THE TASK
Examine the records and identify each line that includes the string "ChestCommands". Copy those lines.

================

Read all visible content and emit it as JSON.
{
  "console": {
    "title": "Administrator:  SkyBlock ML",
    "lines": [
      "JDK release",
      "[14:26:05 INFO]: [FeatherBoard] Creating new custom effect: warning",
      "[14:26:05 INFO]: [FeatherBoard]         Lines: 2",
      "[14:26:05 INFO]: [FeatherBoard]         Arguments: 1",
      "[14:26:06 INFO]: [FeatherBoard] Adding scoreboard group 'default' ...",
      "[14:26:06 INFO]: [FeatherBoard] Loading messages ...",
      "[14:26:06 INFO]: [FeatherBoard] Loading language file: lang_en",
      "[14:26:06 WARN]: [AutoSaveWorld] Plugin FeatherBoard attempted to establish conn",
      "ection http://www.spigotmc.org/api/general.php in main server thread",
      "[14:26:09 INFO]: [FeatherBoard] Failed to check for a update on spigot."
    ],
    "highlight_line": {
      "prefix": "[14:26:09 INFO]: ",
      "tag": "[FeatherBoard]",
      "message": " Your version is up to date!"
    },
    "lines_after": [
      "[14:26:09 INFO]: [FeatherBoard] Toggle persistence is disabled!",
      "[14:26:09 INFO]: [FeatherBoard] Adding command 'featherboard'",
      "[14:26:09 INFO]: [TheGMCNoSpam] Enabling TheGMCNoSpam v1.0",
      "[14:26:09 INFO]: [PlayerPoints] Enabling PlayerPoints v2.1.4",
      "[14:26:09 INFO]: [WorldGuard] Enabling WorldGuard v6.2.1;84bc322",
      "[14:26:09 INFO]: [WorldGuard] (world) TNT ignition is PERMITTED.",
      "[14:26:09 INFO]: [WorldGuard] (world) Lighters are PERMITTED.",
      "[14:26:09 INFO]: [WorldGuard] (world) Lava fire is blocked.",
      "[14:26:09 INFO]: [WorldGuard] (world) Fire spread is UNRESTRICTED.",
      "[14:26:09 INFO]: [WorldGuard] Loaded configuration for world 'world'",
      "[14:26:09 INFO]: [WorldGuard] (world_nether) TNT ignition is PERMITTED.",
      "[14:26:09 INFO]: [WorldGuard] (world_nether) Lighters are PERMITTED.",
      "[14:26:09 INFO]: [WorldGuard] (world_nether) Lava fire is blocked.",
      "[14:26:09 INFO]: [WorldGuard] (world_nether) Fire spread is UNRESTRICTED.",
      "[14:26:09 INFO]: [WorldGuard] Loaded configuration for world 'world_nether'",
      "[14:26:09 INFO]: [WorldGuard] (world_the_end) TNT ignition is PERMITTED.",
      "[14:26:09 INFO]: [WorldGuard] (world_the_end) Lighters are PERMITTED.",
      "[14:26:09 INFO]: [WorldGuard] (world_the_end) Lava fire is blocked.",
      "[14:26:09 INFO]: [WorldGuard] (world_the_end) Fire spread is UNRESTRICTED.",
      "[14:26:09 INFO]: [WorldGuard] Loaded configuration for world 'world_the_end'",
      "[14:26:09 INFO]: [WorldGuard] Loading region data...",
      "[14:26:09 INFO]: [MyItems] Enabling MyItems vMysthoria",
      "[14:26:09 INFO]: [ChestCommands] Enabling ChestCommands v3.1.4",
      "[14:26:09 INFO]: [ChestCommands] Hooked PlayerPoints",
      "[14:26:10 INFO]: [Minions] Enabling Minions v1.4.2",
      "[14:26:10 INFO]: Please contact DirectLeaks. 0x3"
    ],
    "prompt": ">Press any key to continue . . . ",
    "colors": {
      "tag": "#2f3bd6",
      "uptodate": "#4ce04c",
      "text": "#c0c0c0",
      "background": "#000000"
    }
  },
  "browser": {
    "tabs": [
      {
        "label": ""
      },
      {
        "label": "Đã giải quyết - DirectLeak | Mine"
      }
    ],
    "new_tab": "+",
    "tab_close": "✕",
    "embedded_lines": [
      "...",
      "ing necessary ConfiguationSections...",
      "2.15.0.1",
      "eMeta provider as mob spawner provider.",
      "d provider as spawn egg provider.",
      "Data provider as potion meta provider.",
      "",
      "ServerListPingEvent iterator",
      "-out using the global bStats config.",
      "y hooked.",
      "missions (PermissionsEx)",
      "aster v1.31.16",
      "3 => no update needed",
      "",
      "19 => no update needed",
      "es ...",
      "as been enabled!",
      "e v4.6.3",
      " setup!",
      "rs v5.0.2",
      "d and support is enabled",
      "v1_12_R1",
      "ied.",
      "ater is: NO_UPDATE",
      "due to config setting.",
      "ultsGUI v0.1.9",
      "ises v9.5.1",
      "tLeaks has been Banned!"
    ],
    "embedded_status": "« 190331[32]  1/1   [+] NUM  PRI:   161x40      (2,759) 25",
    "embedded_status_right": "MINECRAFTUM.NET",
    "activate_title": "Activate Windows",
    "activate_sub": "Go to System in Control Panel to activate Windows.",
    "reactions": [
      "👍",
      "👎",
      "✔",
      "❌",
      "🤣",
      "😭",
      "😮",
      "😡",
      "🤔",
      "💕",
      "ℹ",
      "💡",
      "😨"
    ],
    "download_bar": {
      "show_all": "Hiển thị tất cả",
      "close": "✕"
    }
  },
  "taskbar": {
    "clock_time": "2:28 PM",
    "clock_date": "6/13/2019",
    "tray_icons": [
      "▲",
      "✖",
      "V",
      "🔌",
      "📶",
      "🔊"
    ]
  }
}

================

FINISHED TASK
      "[14:26:09 INFO]: [ChestCommands] Enabling ChestCommands v3.1.4",
      "[14:26:09 INFO]: [ChestCommands] Hooked PlayerPoints",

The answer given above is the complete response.